While the journalism continued through the years with a switch to the ill-fated Sunday Correspondent, followed by freelance work with the Telegraph and others, the books, albeit few in number, may stand as the best monument to the Doust talent. For in them, he found the space to expand his style and, in the case of his books on cricket (including Ian Botham: the great all-rounder in 1980) and steeplechasing (221: Peter Scudamore's record season, 1989), make a virtue of having a completely fresh eye on the game.

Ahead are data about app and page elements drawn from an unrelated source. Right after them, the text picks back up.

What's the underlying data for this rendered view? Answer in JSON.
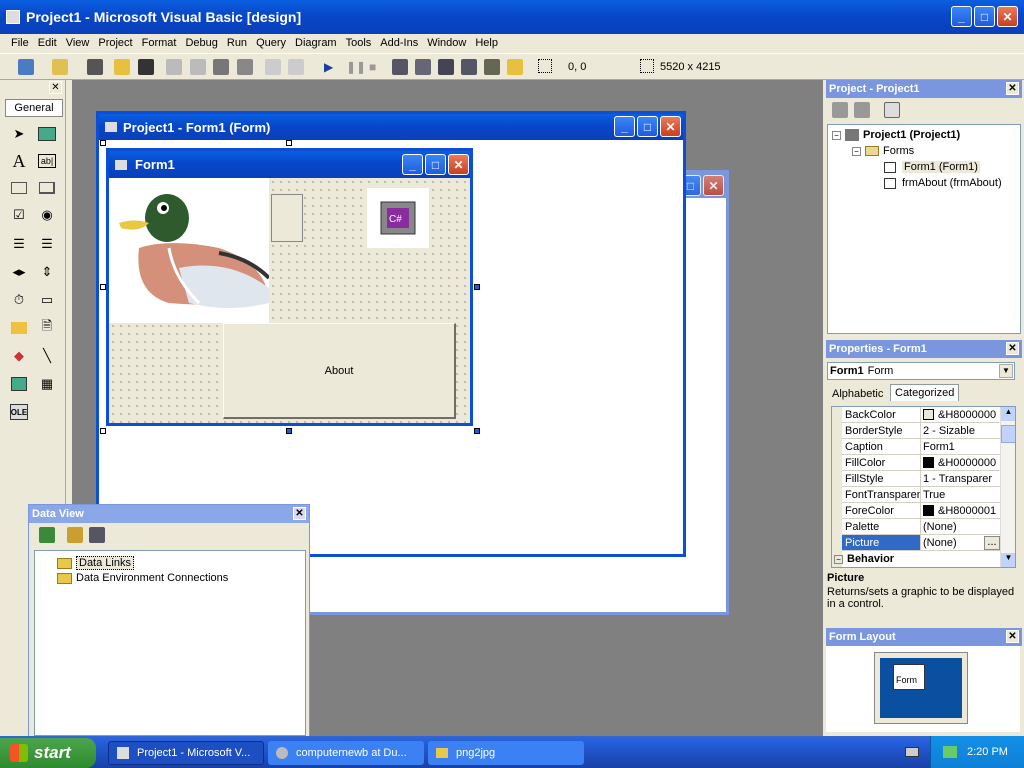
{
  "app": {
    "title": "Project1 - Microsoft Visual Basic [design]"
  },
  "menu": [
    "File",
    "Edit",
    "View",
    "Project",
    "Format",
    "Debug",
    "Run",
    "Query",
    "Diagram",
    "Tools",
    "Add-Ins",
    "Window",
    "Help"
  ],
  "toolbar": {
    "position": "0, 0",
    "size": "5520 x 4215"
  },
  "toolbox": {
    "tab": "General"
  },
  "form_designer": {
    "title": "Project1 - Form1 (Form)",
    "form_caption": "Form1",
    "about_button": "About"
  },
  "project_explorer": {
    "title": "Project - Project1",
    "root": "Project1 (Project1)",
    "folder": "Forms",
    "items": [
      "Form1 (Form1)",
      "frmAbout (frmAbout)"
    ]
  },
  "properties": {
    "title": "Properties - Form1",
    "object": "Form1",
    "object_type": "Form",
    "tabs": [
      "Alphabetic",
      "Categorized"
    ],
    "rows": [
      {
        "name": "BackColor",
        "value": "&H8000000",
        "color": "#ece9d8"
      },
      {
        "name": "BorderStyle",
        "value": "2 - Sizable"
      },
      {
        "name": "Caption",
        "value": "Form1"
      },
      {
        "name": "FillColor",
        "value": "&H0000000",
        "color": "#000000"
      },
      {
        "name": "FillStyle",
        "value": "1 - Transparer"
      },
      {
        "name": "FontTransparen",
        "value": "True"
      },
      {
        "name": "ForeColor",
        "value": "&H8000001",
        "color": "#000000"
      },
      {
        "name": "Palette",
        "value": "(None)"
      },
      {
        "name": "Picture",
        "value": "(None)"
      }
    ],
    "category": "Behavior",
    "desc_title": "Picture",
    "desc_text": "Returns/sets a graphic to be displayed in a control."
  },
  "form_layout": {
    "title": "Form Layout",
    "label": "Form"
  },
  "data_view": {
    "title": "Data View",
    "items": [
      "Data Links",
      "Data Environment Connections"
    ]
  },
  "taskbar": {
    "start": "start",
    "buttons": [
      "Project1 - Microsoft V...",
      "computernewb at Du...",
      "png2jpg"
    ],
    "clock": "2:20 PM"
  }
}
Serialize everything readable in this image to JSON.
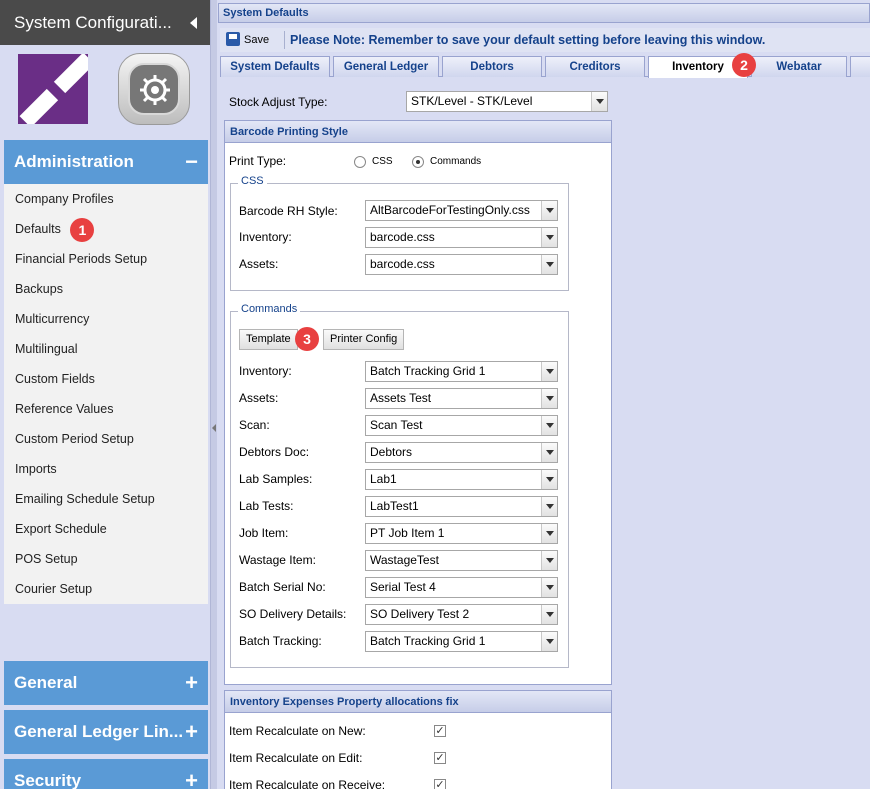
{
  "sidebar": {
    "title": "System Configurati...",
    "admin_header": "Administration",
    "admin_toggle": "−",
    "items": [
      {
        "label": "Company Profiles"
      },
      {
        "label": "Defaults",
        "badge": "1"
      },
      {
        "label": "Financial Periods Setup"
      },
      {
        "label": "Backups"
      },
      {
        "label": "Multicurrency"
      },
      {
        "label": "Multilingual"
      },
      {
        "label": "Custom Fields"
      },
      {
        "label": "Reference Values"
      },
      {
        "label": "Custom Period Setup"
      },
      {
        "label": "Imports"
      },
      {
        "label": "Emailing Schedule Setup"
      },
      {
        "label": "Export Schedule"
      },
      {
        "label": "POS Setup"
      },
      {
        "label": "Courier Setup"
      }
    ],
    "collapsed": [
      {
        "label": "General",
        "toggle": "+"
      },
      {
        "label": "General Ledger Lin...",
        "toggle": "+"
      },
      {
        "label": "Security",
        "toggle": "+"
      }
    ]
  },
  "main": {
    "window_title": "System Defaults",
    "save_label": "Save",
    "note": "Please Note: Remember to save your default setting before leaving this window.",
    "tabs": [
      {
        "label": "System Defaults"
      },
      {
        "label": "General Ledger"
      },
      {
        "label": "Debtors"
      },
      {
        "label": "Creditors"
      },
      {
        "label": "Inventory",
        "active": true
      },
      {
        "label": "Webatar"
      }
    ],
    "tab_badge": "2",
    "stock_adjust": {
      "label": "Stock Adjust Type:",
      "value": "STK/Level - STK/Level"
    },
    "barcode": {
      "title": "Barcode Printing Style",
      "print_type_label": "Print Type:",
      "options": [
        {
          "label": "CSS",
          "selected": false
        },
        {
          "label": "Commands",
          "selected": true
        }
      ],
      "css": {
        "legend": "CSS",
        "fields": [
          {
            "label": "Barcode RH Style:",
            "value": "AltBarcodeForTestingOnly.css"
          },
          {
            "label": "Inventory:",
            "value": "barcode.css"
          },
          {
            "label": "Assets:",
            "value": "barcode.css"
          }
        ]
      },
      "commands": {
        "legend": "Commands",
        "template_label": "Template",
        "template_badge": "3",
        "printer_config_label": "Printer Config",
        "fields": [
          {
            "label": "Inventory:",
            "value": "Batch Tracking Grid 1"
          },
          {
            "label": "Assets:",
            "value": "Assets Test"
          },
          {
            "label": "Scan:",
            "value": "Scan Test"
          },
          {
            "label": "Debtors Doc:",
            "value": "Debtors"
          },
          {
            "label": "Lab Samples:",
            "value": "Lab1"
          },
          {
            "label": "Lab Tests:",
            "value": "LabTest1"
          },
          {
            "label": "Job Item:",
            "value": "PT Job Item 1"
          },
          {
            "label": "Wastage Item:",
            "value": "WastageTest"
          },
          {
            "label": "Batch Serial No:",
            "value": "Serial Test 4"
          },
          {
            "label": "SO Delivery Details:",
            "value": "SO Delivery Test 2"
          },
          {
            "label": "Batch Tracking:",
            "value": "Batch Tracking Grid 1"
          }
        ]
      }
    },
    "expenses": {
      "title": "Inventory Expenses Property allocations fix",
      "items": [
        {
          "label": "Item Recalculate on New:",
          "checked": true
        },
        {
          "label": "Item Recalculate on Edit:",
          "checked": true
        },
        {
          "label": "Item Recalculate on Receive:",
          "checked": true
        }
      ]
    }
  }
}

There is no greater example of this, and no better writing in sport, than the chapter on Derek Randall's 150 in the Fourth Test of the 1978/79 tour of Australia chronicled with Mike Brearley in The Ashes Retained (1979). The drama of the innings is built up in pointillist style from interviews with everyone from Randall to the umpire's dog, but instead of being overwhelmed by facts you are entranced by detail. Doust asked all those questions, and asked them again when he was checking for the third time, not because he felt he ought to, but because he was truly interested. It made him a wonderful, if sometimes exhausting, husband to Jane, with whom he moved down to Somerset with their second daughter Nell in the late 1980s. Dudley Doust will be remembered for his energy, his insight, his friendship and his unswerving devotion to the much abused ethics of his trade and to the unimportance of himself compared to his subject.
At some great crisis in the world of cricket, a well-meaning worthy approached Dudley and asked him, now that he was so well versed in the game, how things looked from his perspective. Dudley, who had plenty of views in private, was almost vehement in reply. "What on earth would be the good of my opinion?" he said. "I don't know anything about anything. I am just a reporter."
There is nothing but regret in saying that they don't make them like Dudley any more.
It would have been easy not to look beyond Dudley Doust's wild-eyed stare, his rasping drawl and caterpillar eyebrows and see only an idiosyncratic American writer, writes Stan Hey. But behind "the look" was a kind-hearted man who brought a great rigour to his sports writing. Paired with me at the 1989 Ryder Cup at The Belfry for the fledgling Sunday Correspondent - I was an utter rookie, though nominally chief sports writer, while Dudley was golf correspondent - he showed no resentment at my intrusion.
Indeed, from the moment he dragged me into the broom-cupboard of the farm where we were staying for a 6am briefing about what rival papers were planning, to an even earlier morning "yomp" across fields and tracks to St Andrews for the 1990 Open, I was swept away by Dudley's uncommon enthusiasm for getting the job done properly.
Dudley was never one for the "press tent", where you could sit comfortably, watch the action on television, and be fed information and printed interviews. His style was always to try and find the heart of the action and follow it all the way. "I'm going out now," he'd say, checking for notepad, pens, glasses, binoculars and media pass, like a trooper preparing for a shoot-out.
His instinct for where the real story was would always lead him away from the press conference to a quiet tête-à-tête with the hero of the hour, even if it meant trailing the subject back to his home to find the how, the what, and the why, with effortless charm. Sportspeople would trust Dudley because far from "stitching them up" - the interviewee's greatest fear - his work would reveal to them a truth about their efforts that they had probably not seen for themselves.